If you haven’t played with Responder.py on a network with a few dozen computers, it’s pretty amazing.  It seems to work best in the morning when people are starting up their machines.  But even then, it takes a few hours to capture some hashes.  I’ve never run it with the goal of capturing every hash but I would bet if that was your goal, it could take at least a day to get every hash.

Read more: Defending Against Responder.py

I have a vendor that uses a service, mailtrack.io, which embeds a single white pixel into email messages for tracking purposes.  When the message is opened, unbeknownst to you, your mail client will render the white pixel and then I assume mailtrack.io informs the sender that the message was read.   Pretty simple actually and clever.  But I’m watching outbound traffic and I saw the outbound connection to mailtrack.io.  When I opened the source of the email, I noticed the line calling the hosted pixel which clued me into what was happening.

Read more: Blocking Email Trackers

AWS Lightsail makes it (too) easy to fire up a new server, install an application, and let it loose on the Internet.  You have to learn somewhere and that's as good as any place but let's do a little housecleaning on the default apache2.conf file.  

If we scan our stock apache server, we get some errors:

+ Server leaks inodes via ETags, header found with file /, fields: 0xb3
+ The anti-clickjacking X-Frame-Options header is not present.
+ The X-XSS-Protection header is not defined. This header can hint to the user agent to protect against some forms of XSS
+ The site uses SSL and the Strict-Transport-Security HTTP header is not defined.
+ The X-Content-Type-Options header is not set. This could allow the user agent to render the content of the site in a different fashion to the MIME type

Read more: Nikto Apache Findings

“We’ve updated our Terms of Service and our Privacy Policy”

I’m sure we’ve all seen at least a dozen or so of these types of messages over the last month.  The majority of the changes were brought on by the General Data Protection Regulation (GDPR) which is essentially a framework for the collection and usage of personal information gathered within the European Union.

Couple that with the recent revelations of Facebook’s massive data collection, and subsequent breach, and more people are starting to think about their privacy.

Read more: Privacy and the Tor Browser Bundle

In my last post, I talked about a mail tracking service which uses essentially the same technique that an anti-phishing service would use.  You embed a hosted object on a server and when the message is opened, the object will render.  When the object is rendered some function on the other side is looking for that callback. 

The setup --

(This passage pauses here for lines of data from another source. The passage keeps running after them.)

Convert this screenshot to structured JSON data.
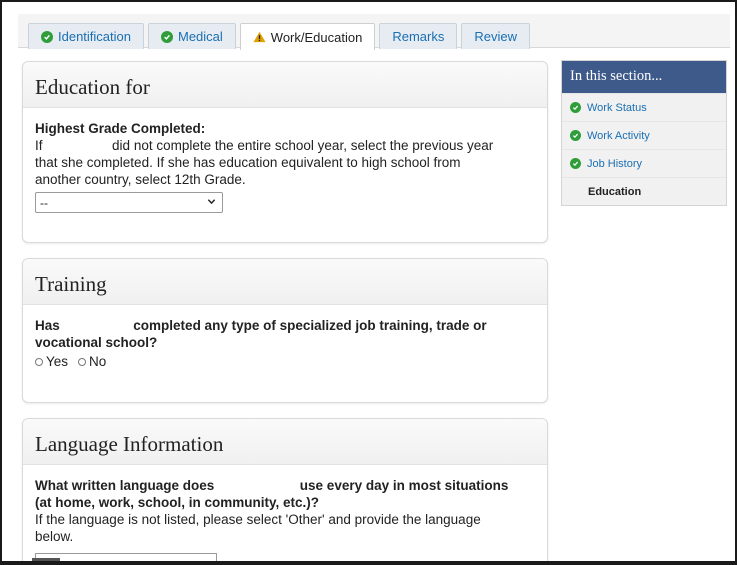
{
  "tabs": [
    {
      "label": "Identification",
      "status": "complete"
    },
    {
      "label": "Medical",
      "status": "complete"
    },
    {
      "label": "Work/Education",
      "status": "warning",
      "active": true
    },
    {
      "label": "Remarks",
      "status": "none"
    },
    {
      "label": "Review",
      "status": "none"
    }
  ],
  "education": {
    "title": "Education for",
    "question": "Highest Grade Completed:",
    "help_line1_a": "If",
    "help_line1_b": "did not complete the entire school year, select the previous year",
    "help_line2": "that she completed. If she has education equivalent to high school from",
    "help_line3": "another country, select 12th Grade.",
    "select_value": "--"
  },
  "training": {
    "title": "Training",
    "question_a": "Has",
    "question_b": "completed any type of specialized job training, trade or",
    "question_line2": "vocational school?",
    "option_yes": "Yes",
    "option_no": "No"
  },
  "language": {
    "title": "Language Information",
    "question_a": "What written language does",
    "question_b": "use every day in most situations",
    "question_line2": "(at home, work, school, in community, etc.)?",
    "help_line1": "If the language is not listed, please select 'Other' and provide the language",
    "help_line2": "below."
  },
  "sidebar": {
    "heading": "In this section...",
    "items": [
      {
        "label": "Work Status",
        "status": "complete"
      },
      {
        "label": "Work Activity",
        "status": "complete"
      },
      {
        "label": "Job History",
        "status": "complete"
      },
      {
        "label": "Education",
        "status": "current"
      }
    ]
  },
  "colors": {
    "accent": "#1a6fb3",
    "check": "#2f9e3a",
    "warning": "#e0a100",
    "sidebar_header": "#3d5a8a"
  }
}
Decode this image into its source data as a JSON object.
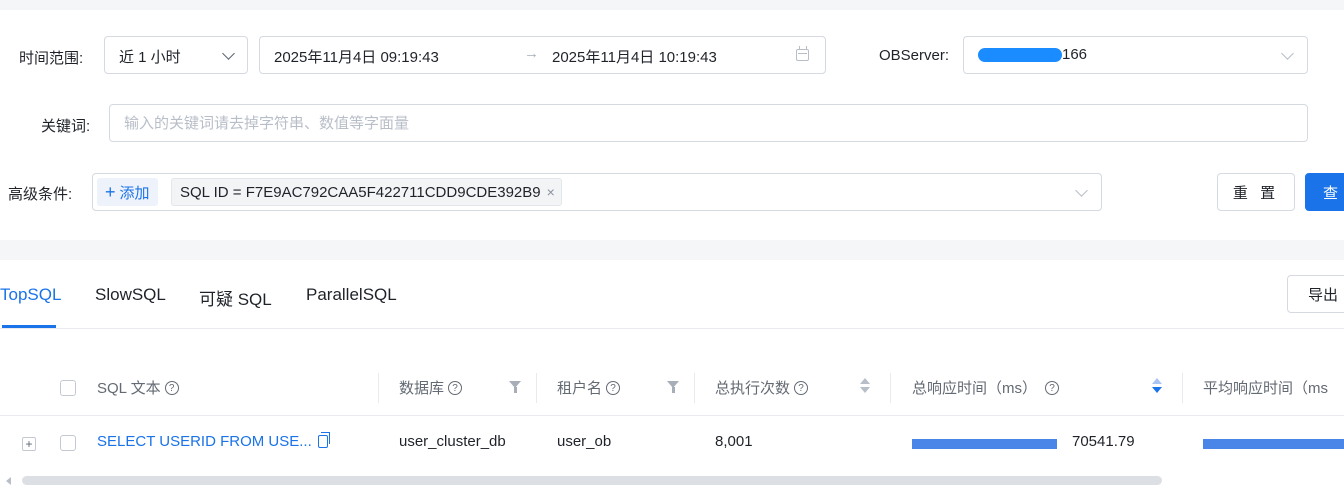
{
  "filters": {
    "time_range_label": "时间范围:",
    "time_range_value": "近 1 小时",
    "start_time": "2025年11月4日 09:19:43",
    "end_time": "2025年11月4日 10:19:43",
    "range_arrow": "→",
    "server_label": "OBServer:",
    "server_value_suffix": "166",
    "keyword_label": "关键词:",
    "keyword_placeholder": "输入的关键词请去掉字符串、数值等字面量",
    "keyword_value": "",
    "advanced_label": "高级条件:",
    "add_label": "添加",
    "condition_tag": "SQL ID = F7E9AC792CAA5F422711CDD9CDE392B9",
    "reset_label": "重 置",
    "query_label": "查"
  },
  "tabs": [
    {
      "label": "TopSQL",
      "active": true
    },
    {
      "label": "SlowSQL",
      "active": false
    },
    {
      "label": "可疑 SQL",
      "active": false
    },
    {
      "label": "ParallelSQL",
      "active": false
    }
  ],
  "export_label": "导出",
  "table": {
    "columns": {
      "sql_text": "SQL 文本",
      "database": "数据库",
      "tenant": "租户名",
      "exec_count": "总执行次数",
      "total_response": "总响应时间（ms）",
      "avg_response": "平均响应时间（ms"
    },
    "rows": [
      {
        "sql_text": "SELECT USERID FROM USE...",
        "database": "user_cluster_db",
        "tenant": "user_ob",
        "exec_count": "8,001",
        "total_response": "70541.79",
        "total_response_fraction": 1.0,
        "avg_response_fraction": 1.0
      }
    ]
  },
  "colors": {
    "accent": "#1a73e8",
    "bar": "#4a86e8"
  }
}
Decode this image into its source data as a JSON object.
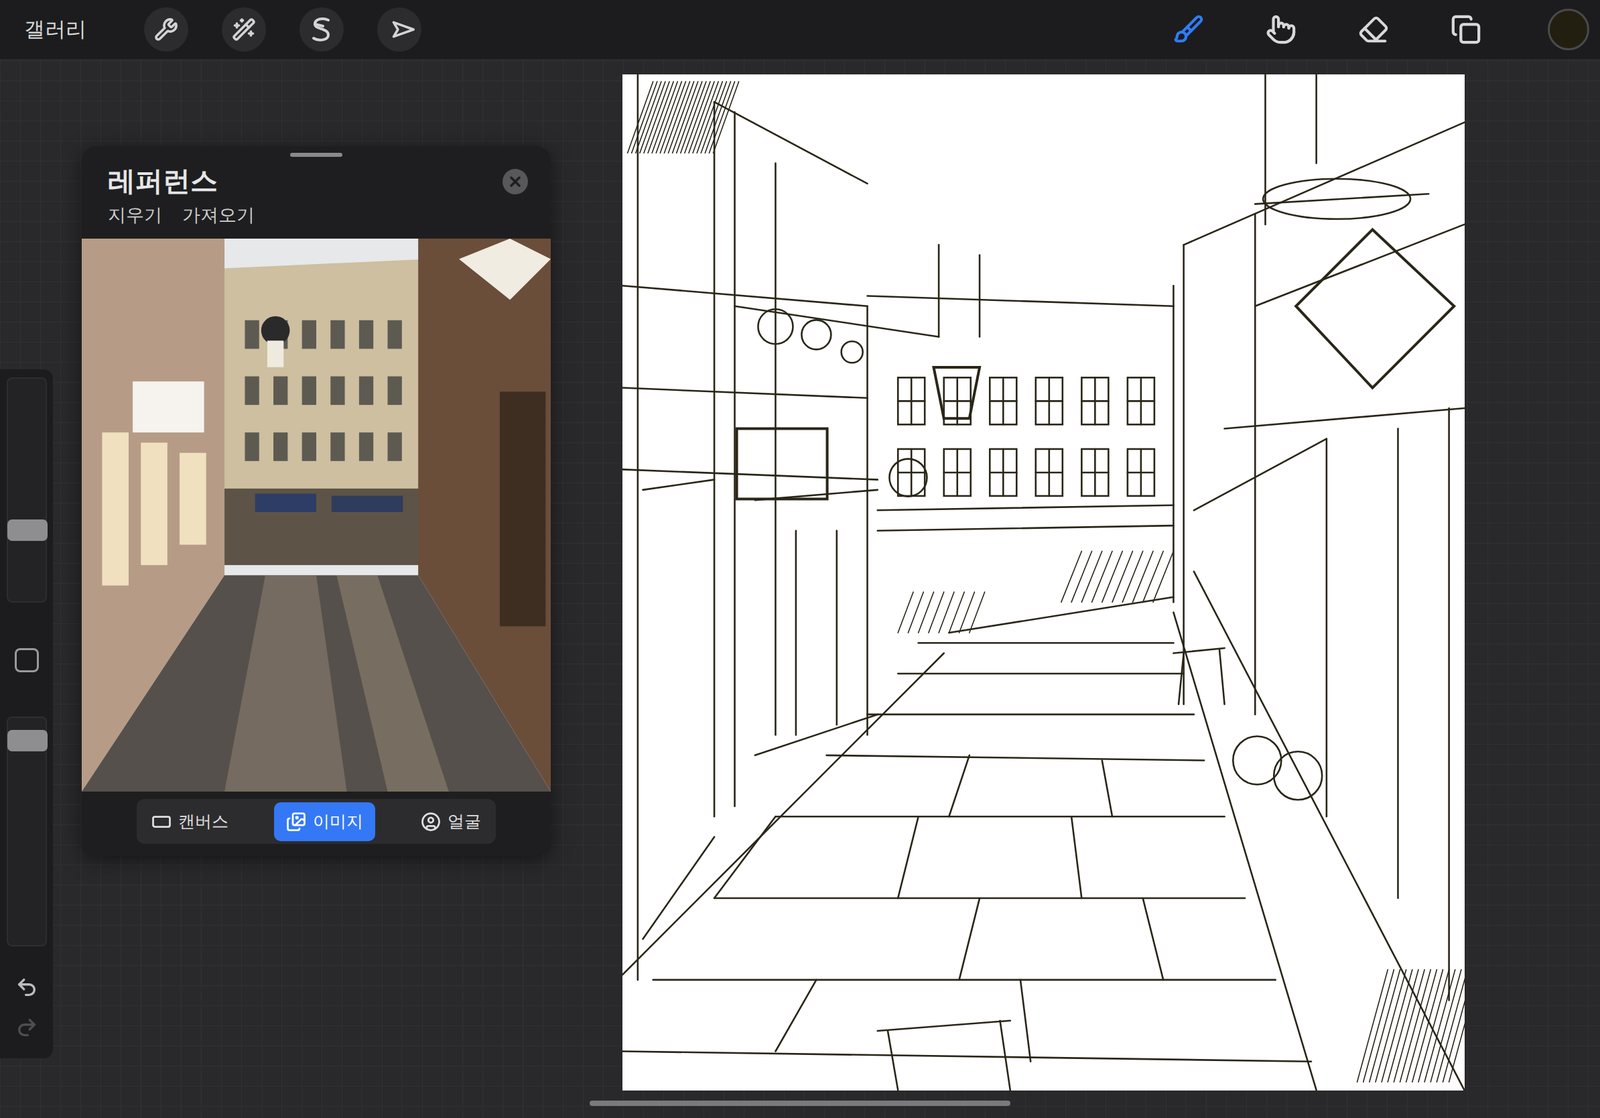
{
  "topbar": {
    "gallery": "갤러리",
    "tools_left": [
      {
        "kind": "wrench"
      },
      {
        "kind": "adjust"
      },
      {
        "kind": "selection"
      },
      {
        "kind": "transform"
      }
    ],
    "tools_right": [
      {
        "kind": "brush",
        "selected": true
      },
      {
        "kind": "smudge",
        "selected": false
      },
      {
        "kind": "eraser",
        "selected": false
      },
      {
        "kind": "layers",
        "selected": false
      }
    ],
    "current_color": "#231f10"
  },
  "sidebar": {
    "sliders": [
      {
        "name": "brush-size",
        "level": 0.3
      },
      {
        "name": "opacity",
        "level": 0.94
      }
    ],
    "undo": {
      "disabled": false
    },
    "redo": {
      "disabled": true
    }
  },
  "reference": {
    "title": "레퍼런스",
    "actions": [
      "지우기",
      "가져오기"
    ],
    "tabs": [
      {
        "label": "캔버스",
        "selected": false
      },
      {
        "label": "이미지",
        "selected": true
      },
      {
        "label": "얼굴",
        "selected": false
      }
    ]
  }
}
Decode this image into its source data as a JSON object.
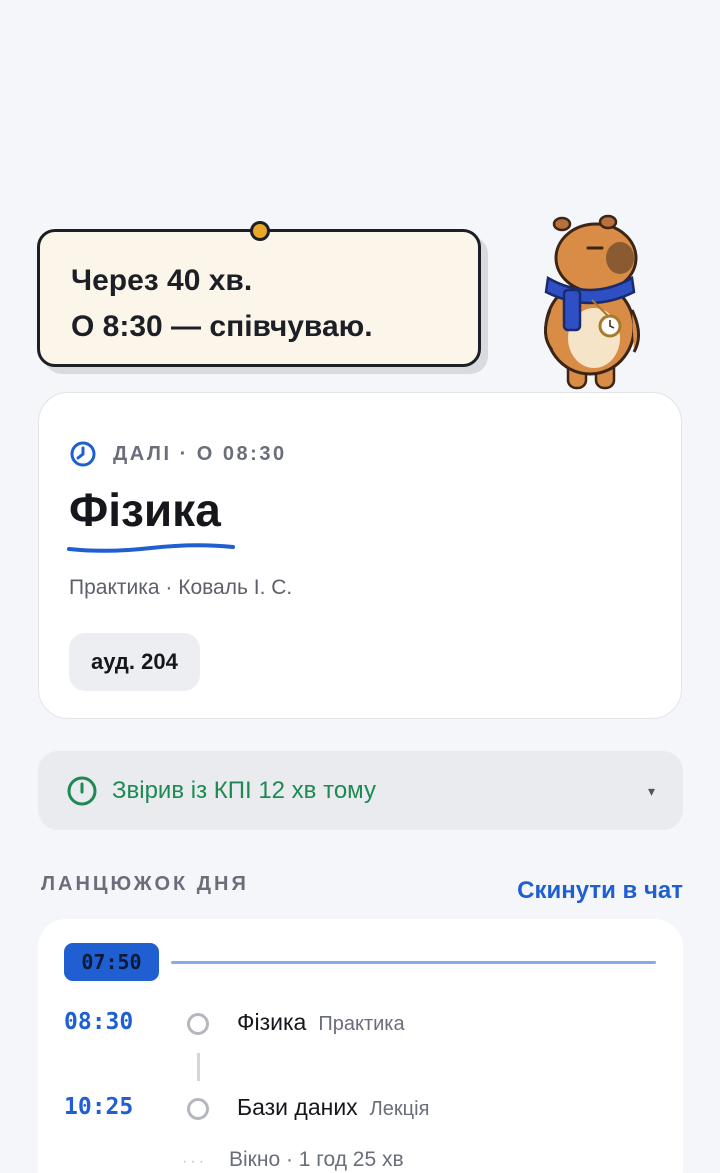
{
  "bubble": {
    "line1": "Через 40 хв.",
    "line2": "О 8:30 — співчуваю."
  },
  "next": {
    "label": "ДАЛІ · О 08:30",
    "subject": "Фізика",
    "meta": "Практика · Коваль І. С.",
    "room": "ауд. 204"
  },
  "sync": {
    "text": "Звірив із КПІ 12 хв тому",
    "caret": "▾"
  },
  "chain": {
    "title": "ЛАНЦЮЖОК ДНЯ",
    "share_label": "Скинути в чат",
    "now": "07:50",
    "items": [
      {
        "time": "08:30",
        "name": "Фізика",
        "type": "Практика"
      },
      {
        "time": "10:25",
        "name": "Бази даних",
        "type": "Лекція"
      }
    ],
    "gap": "Вікно · 1 год 25 хв",
    "gap_dots": "···"
  },
  "colors": {
    "accent": "#1f5fd1",
    "success": "#1e8a52",
    "bubble_bg": "#fbf6e9",
    "pin": "#e9a926"
  }
}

We need a single white pixel hosted on a webserver with a valid SSL certificate.  With Let’s Encrypt, we can add a free SSL certificate to any server.  You could try it without the SSL certificate but I think the call out to HTTP would cause a problem.  I haven’t gone through the steps of testing this without HTTP, it was more of an exercise of how quickly as easily this could be to setup something functional.

Read more: Anatomy of a Mail Tracker

This is For Educational Purposes Only.  

WordPress controls approximately 60% of the Content Management System (CMS) market.  The majority of the websites we develop and manage are running WordPress.  With 60% of the market running a single product, it makes a lot of sense to focus attacks on WordPress.  Odds are pretty good you'll be able to recycle work which is why I started thinking about how I would steal WordPress credentials.  

Read more: Wordpress Credential Stealing